Many small restaurants are located away from the square, some very local – and you will not find any tourists in them. These are the cheapest types of restaurants. The further you walk from the main square the trend seems to be towards cheaper restaurants. Often you can get a dinner for 2-5 US dollars. One restaurant merely a few blocks from the Plaza del Armas caters primarily to locals – no tourists were eating there every time I walked by. They served two dishes, either soup or a rice and vegetable dish. Portions were large and each dinner was only 2 soles! There are quite a few restaurants like this in Cuzco, you just have to do some exploring.
Street vendors sell a variety of snacks and meals – most common is meat on a stick bbq’d in front of you. Usually a variety of dipping sauces are available. These are quite tasty – buying food from street vendors is a very cheap meal. Make sure you watch them cook the meat and verify that it is well cooked.
Breakfast at a cheap local restaurant will run about a dollar or two.
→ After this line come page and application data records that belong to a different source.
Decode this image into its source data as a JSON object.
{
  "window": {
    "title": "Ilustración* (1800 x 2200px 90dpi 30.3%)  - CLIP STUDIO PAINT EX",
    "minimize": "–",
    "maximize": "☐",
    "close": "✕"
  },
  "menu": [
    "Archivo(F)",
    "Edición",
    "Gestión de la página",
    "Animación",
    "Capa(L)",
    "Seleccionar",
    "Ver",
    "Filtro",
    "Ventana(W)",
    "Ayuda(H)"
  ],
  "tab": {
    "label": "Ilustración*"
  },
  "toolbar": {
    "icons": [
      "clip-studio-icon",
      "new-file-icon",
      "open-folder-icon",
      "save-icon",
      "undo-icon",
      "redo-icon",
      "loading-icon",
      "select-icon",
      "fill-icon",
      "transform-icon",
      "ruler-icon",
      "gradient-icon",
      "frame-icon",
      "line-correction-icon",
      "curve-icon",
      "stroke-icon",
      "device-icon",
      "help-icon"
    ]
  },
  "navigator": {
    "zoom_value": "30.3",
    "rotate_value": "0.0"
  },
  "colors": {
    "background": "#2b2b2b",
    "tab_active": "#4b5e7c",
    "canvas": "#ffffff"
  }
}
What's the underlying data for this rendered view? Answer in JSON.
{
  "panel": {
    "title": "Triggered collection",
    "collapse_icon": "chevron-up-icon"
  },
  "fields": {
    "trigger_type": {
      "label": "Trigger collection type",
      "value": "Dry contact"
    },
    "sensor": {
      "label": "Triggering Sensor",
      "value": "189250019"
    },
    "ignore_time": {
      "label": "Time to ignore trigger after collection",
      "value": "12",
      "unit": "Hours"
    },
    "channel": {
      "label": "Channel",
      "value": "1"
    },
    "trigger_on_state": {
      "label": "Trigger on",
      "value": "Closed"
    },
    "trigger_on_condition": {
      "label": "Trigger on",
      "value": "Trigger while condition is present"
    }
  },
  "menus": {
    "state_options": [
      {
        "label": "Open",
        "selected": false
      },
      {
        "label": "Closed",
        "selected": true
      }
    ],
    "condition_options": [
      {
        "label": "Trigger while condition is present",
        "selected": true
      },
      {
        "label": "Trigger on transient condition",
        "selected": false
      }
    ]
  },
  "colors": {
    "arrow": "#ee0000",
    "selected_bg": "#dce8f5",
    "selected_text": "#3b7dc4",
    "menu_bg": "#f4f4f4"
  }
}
This usually consists of an egg or two cooked to preference, toast, butter and jam (extra jam may cost additional) and a fresh squeezed drink, usually orange or papaya juice.
Trout ceviche (raw fished marinated in lemon juice) is a popular dish in Cuzco. Cuy, (roasted guinea pig) is another local favorite. The several cuy I consumed were mostly bone and not much meat – however its worth trying this dish at least once if nothing other than to say you’ve eaten roasted guinea pig.